It would honestly be fair to consider Diviner a progressive rock album, but that doesn’t mean it isn’t every bit as much a rap album as well. “Cherub,” for instance, sounds like Playboi Carti rode Doc’s DeLorean back to the 1950s to front a rockabilly jam band, which—as much as that shouldn’t make sense—ends up working on every level. “Noir 3” is a jazz rock/rap gem functioning as the perfect closer to a track list full of musical Frankensteins such as the witch house/screamo trap song “Gold” and the hypnotic, mantra-heavy “Spellcasting 2.” In the end, what it amounts to is the work of an artist drawing equal amounts of influence from Mars Volta and Chris Travis, and the result is something truly special.

LUNV is an artist aware that we are the company we keep, and he brings his most trusted hitters into the ring with him on bangers like “DØN’T TVLK BVCK,” the most radio-friendly song in terms of catchiness and upbeat tone but juxtaposed with the meanest, nastiest bars coming from Zøtboi and depressive introspection from D-Seal. Lord Bile provides his morphine-soaked growls to the intro of “Eyez,” signing off with the line “Only thing that makes me smile is a dead cop,” a note which sets the tone and opens the floor for LUNV’s spastic energy to quickly escalate into full-chested screaming aggression. Throwing it back to the Eight Bracket days—a time several years ago in which LUNV D and several other Gulf Coast kids seemed to be on a similar trajectory of collectives such as Odd Future and RVIDXR KLVN—cloudwave singer/rapper BR4N reunites with the mystic pirate on “Down,” one of the more subdued songs on the album that brings the Lil Peep-esque vibes.  

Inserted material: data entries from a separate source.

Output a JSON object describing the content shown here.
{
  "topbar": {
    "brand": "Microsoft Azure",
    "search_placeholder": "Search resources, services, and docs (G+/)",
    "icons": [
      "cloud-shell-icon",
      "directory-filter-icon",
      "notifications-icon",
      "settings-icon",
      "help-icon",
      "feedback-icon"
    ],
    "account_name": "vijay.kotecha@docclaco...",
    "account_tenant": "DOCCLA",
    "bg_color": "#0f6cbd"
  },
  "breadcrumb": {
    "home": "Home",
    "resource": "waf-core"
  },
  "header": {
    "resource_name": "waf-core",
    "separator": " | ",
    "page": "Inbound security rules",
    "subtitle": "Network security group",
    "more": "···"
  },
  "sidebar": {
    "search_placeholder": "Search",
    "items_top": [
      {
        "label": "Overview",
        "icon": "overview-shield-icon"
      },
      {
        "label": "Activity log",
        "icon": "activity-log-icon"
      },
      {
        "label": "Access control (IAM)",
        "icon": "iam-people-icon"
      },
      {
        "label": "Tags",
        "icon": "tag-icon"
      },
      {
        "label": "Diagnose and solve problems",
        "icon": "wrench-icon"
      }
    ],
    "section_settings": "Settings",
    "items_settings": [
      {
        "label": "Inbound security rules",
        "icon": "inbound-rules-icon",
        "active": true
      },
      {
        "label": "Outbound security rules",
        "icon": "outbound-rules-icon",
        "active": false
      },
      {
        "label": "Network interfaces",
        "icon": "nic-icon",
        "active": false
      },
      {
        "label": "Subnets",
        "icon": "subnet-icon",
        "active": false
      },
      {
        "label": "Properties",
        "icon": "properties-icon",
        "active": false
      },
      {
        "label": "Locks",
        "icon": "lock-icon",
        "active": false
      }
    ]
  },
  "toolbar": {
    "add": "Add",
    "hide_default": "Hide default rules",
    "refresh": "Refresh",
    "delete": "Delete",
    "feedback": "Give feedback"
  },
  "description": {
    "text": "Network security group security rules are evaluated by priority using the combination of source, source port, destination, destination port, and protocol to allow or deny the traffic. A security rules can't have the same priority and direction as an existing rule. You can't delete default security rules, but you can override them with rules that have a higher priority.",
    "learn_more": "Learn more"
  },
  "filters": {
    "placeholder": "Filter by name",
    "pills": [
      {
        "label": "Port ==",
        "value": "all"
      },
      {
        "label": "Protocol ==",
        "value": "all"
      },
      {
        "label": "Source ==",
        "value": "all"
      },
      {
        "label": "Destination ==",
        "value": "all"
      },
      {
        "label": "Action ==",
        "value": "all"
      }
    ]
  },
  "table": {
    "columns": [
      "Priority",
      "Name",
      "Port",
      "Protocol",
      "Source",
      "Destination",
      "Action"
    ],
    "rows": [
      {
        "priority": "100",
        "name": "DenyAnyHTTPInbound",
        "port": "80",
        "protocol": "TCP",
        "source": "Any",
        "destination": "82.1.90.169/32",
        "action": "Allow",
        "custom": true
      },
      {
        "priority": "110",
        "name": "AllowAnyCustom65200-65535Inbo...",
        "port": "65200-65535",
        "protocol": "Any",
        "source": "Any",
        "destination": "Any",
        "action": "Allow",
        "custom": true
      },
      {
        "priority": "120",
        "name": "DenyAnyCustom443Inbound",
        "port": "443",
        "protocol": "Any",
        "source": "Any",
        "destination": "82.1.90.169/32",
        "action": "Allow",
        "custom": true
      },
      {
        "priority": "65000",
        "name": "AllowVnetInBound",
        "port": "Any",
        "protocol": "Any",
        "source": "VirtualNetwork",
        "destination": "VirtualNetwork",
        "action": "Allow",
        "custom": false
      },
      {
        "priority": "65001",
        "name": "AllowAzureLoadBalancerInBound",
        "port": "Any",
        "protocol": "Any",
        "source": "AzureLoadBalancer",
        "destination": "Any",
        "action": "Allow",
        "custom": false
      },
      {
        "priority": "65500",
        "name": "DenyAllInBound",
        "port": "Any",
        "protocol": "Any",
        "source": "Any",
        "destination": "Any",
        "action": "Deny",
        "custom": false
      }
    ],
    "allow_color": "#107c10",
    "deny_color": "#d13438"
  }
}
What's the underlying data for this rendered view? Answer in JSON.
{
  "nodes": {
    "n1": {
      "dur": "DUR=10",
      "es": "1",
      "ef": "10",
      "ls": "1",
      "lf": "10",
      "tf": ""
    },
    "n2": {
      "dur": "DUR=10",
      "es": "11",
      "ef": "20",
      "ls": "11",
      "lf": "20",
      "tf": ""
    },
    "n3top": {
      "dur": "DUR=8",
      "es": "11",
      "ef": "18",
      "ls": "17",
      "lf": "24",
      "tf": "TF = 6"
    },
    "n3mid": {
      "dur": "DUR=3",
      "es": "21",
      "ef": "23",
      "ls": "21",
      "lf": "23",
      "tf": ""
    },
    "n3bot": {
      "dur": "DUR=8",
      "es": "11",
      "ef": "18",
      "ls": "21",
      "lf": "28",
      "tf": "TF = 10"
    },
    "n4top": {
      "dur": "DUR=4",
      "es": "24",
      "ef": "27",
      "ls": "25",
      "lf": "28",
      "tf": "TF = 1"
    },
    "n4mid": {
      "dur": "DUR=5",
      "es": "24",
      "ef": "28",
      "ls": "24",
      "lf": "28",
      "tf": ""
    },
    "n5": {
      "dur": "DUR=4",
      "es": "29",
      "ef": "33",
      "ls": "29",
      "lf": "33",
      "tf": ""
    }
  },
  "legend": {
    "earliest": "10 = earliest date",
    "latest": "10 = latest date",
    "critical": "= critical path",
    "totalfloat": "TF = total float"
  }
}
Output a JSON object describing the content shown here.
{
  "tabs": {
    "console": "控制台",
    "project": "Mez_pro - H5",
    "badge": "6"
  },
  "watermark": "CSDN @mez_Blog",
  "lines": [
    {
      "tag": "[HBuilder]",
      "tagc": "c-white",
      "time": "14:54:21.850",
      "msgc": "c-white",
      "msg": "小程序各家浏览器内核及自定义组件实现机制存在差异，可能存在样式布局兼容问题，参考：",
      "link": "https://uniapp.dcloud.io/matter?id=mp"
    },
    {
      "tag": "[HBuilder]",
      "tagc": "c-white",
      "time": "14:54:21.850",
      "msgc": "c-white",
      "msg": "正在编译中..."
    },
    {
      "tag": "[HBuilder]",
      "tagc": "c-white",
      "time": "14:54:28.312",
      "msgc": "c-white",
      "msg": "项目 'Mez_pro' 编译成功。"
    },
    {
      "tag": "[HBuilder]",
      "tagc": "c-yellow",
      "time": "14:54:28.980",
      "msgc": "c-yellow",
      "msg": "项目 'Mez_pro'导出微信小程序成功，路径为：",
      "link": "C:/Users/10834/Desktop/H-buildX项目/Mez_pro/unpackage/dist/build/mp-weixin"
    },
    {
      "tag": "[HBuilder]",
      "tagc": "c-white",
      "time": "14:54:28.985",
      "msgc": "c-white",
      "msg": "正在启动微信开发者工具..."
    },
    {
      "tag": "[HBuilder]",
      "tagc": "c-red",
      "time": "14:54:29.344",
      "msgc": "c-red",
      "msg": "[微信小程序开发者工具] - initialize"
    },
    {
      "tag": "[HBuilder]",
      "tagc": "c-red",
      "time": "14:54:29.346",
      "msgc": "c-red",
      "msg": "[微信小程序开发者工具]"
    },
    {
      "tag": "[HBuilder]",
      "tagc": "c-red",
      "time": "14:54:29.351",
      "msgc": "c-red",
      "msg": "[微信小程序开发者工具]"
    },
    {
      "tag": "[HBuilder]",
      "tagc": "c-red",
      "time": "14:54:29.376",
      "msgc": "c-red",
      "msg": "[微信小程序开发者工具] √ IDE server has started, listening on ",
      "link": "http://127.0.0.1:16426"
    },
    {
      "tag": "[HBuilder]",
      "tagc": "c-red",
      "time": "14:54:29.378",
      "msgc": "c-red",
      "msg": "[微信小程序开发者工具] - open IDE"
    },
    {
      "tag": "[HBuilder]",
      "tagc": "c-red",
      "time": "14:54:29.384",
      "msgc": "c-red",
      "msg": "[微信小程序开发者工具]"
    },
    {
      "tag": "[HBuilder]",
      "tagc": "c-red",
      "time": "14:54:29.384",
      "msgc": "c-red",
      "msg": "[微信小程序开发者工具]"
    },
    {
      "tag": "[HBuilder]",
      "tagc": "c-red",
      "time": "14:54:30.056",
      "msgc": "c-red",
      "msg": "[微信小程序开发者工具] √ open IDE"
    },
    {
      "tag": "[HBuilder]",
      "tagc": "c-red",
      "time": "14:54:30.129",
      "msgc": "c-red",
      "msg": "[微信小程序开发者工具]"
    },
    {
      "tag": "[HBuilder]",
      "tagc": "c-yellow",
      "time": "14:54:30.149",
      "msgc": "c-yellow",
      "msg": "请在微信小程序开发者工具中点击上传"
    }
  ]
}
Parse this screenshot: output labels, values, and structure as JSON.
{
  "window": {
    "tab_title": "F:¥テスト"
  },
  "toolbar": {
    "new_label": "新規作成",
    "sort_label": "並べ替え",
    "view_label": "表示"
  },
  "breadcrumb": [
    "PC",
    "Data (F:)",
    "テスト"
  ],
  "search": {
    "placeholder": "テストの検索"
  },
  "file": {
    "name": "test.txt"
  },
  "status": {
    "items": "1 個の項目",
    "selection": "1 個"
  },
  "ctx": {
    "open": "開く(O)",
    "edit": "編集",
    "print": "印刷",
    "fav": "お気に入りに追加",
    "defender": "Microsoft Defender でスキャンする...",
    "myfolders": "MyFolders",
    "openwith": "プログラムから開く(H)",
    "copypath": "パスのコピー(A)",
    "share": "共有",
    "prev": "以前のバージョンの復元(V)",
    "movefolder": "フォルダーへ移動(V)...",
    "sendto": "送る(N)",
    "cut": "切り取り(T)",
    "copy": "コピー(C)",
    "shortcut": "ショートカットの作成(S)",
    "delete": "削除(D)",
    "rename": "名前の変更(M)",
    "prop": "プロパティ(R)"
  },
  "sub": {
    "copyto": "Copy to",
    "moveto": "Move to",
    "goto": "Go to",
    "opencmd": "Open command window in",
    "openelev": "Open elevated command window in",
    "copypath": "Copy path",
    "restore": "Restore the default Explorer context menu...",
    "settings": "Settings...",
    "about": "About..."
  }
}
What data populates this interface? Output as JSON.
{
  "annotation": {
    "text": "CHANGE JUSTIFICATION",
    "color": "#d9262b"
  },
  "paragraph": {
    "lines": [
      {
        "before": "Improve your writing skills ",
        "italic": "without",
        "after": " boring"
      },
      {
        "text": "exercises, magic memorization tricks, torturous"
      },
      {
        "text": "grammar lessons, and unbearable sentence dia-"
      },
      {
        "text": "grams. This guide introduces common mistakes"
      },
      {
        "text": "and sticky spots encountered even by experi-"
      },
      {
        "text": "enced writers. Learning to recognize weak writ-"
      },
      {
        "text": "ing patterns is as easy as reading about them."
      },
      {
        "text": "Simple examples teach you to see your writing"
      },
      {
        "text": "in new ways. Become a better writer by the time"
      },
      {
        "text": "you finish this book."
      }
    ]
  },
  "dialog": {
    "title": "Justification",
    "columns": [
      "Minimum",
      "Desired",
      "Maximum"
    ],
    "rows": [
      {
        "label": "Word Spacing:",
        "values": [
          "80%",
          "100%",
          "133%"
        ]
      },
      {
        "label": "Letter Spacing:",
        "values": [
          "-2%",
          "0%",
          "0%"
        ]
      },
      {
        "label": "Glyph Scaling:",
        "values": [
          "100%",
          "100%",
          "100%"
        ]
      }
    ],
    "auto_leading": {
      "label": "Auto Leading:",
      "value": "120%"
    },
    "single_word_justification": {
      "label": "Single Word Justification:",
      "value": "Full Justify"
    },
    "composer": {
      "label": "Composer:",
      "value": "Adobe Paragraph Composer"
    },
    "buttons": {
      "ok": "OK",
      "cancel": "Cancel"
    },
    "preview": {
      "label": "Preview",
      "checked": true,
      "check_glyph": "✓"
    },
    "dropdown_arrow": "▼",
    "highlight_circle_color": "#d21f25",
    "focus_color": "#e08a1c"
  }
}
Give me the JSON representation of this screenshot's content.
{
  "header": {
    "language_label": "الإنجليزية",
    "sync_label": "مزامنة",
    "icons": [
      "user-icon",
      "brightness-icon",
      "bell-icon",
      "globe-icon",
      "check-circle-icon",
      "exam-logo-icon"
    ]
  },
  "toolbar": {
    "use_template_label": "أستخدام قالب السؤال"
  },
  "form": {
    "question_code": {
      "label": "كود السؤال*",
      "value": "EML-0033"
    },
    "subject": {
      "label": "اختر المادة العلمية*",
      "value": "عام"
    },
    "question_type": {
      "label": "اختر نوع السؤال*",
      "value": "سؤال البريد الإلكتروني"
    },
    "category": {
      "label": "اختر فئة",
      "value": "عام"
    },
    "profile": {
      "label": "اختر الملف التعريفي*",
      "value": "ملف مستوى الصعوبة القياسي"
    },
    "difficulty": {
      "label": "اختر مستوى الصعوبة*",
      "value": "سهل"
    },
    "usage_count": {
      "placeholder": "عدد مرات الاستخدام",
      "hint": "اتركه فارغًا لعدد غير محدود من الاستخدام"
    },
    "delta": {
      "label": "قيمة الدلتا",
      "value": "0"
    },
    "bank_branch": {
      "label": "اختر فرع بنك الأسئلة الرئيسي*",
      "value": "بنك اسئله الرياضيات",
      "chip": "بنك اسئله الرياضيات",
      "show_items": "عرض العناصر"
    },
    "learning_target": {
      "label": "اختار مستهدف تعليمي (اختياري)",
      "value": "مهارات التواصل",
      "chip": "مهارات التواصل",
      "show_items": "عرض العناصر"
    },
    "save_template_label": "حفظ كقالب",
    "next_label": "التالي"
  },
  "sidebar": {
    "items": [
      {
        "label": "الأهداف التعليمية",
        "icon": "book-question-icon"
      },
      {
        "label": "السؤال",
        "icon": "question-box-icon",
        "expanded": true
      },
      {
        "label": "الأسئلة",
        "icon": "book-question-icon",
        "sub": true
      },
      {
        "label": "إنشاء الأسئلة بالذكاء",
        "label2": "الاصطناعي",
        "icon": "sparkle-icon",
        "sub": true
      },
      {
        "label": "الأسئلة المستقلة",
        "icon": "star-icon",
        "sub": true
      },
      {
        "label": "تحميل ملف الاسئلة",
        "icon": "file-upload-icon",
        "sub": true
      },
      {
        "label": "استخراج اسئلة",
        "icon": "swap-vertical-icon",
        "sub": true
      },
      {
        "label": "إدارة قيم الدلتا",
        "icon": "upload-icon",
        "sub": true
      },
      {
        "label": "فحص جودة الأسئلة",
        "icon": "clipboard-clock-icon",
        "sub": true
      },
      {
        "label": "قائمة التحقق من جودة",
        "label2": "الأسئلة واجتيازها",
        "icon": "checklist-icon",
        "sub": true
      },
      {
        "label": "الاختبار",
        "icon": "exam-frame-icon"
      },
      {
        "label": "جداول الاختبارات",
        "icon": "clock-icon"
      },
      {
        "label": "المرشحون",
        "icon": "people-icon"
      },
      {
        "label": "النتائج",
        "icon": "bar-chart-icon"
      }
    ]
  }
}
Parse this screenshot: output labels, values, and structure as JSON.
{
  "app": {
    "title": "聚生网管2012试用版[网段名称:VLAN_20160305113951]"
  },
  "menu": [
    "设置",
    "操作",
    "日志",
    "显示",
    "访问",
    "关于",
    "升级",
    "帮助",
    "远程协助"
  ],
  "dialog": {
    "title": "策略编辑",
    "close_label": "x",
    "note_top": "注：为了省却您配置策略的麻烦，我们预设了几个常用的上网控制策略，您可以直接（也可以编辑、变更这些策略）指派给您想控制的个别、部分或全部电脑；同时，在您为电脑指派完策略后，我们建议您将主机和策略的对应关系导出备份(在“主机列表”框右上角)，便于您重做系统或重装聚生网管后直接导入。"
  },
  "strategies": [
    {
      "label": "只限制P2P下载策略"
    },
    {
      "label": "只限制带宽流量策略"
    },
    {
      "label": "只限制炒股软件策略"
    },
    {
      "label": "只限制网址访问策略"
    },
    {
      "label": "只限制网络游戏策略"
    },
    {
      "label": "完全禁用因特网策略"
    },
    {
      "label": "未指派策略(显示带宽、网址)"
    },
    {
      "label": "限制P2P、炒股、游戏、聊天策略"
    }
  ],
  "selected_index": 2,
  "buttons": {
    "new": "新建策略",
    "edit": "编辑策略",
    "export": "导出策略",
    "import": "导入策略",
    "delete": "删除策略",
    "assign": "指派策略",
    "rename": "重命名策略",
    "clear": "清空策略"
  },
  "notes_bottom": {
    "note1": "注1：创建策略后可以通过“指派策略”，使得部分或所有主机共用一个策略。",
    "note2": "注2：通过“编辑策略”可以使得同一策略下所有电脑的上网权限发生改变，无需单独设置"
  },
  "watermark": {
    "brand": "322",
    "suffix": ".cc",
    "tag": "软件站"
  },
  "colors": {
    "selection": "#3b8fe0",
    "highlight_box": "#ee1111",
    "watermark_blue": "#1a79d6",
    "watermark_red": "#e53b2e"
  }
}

Thematically, the album is full of poetic musings regarding class struggle and existentialism, kicking off with “Divine Intervention,” a song that was recorded on the heels of LUNV being robbed by PayPal hackers. “I could care less about bank account, nothing on earth is forever / Music and all of my friends around, shine like diamonds under pressure” is a statement of purpose coming from an artist unconcerned with compromising authenticity and soul to fit into a mold. This is definitely music that will hit hardest with a niche audience rather than appeal to everyone, but that’s a major part of what makes it genuine art. That said, the most infectious hooks LUNV has written yet are also present here, most notably on the pop-punk anthem “Thinline” and on “Globe,” one of the album’s more mellow offerings that remains light-hearted and stoic while dripping dark rain cloud vibes: “Wish that I could spin the globe, eyes closed, pick a place and then just go, find a place to rest with all the lost souls.” The dynamic structure of each song is without a doubt due in part to the unique production, as this is an album that would be interesting to listen to even as an instrumental pack, but the ever-shifting cadence of LUNV’s delivery is what truly elevates the experience. By his own confession, the Lunatic Diviner is “striving for a voice that relates and destroys anything too exclusive,” and with Diviner he has achieved precisely that. 

Stream Diviner here.

400 Blows

I watched The 400 Blows for the first time at three this morning because the kid is going through growing pains and waking us up a lot. Again. Kids will do that in cycles.

The 400 Blows is a highly regarded French classic that – thanks to a past job at a video store and my grandmother’s enormous pirated VHS collection – I’ve always known existed but had never seen before. The plot is basically Catcher In the Rye but more depressing ’cause it’s French, I guess. There’s not a lot going on, just an unhappy kid trying to ditch school and steal shit to fund his exodus from home. And I kind of loved it. The film never pretends to be more than what it is, it just comes through as genuine. I read somewhere that it’s autobiographical on the director’s part, which makes sense as to how it stays within the realm of the world it presents. It successfully sustains the dream, as the homies Jordan Harper and J. David Osborne have been going on about lately.

Anyway, it got me inspired to write. I’m working on a lot of shit I’ve been feeling in my guts and dreams lately that I’m excited to start sharing soon. Be well.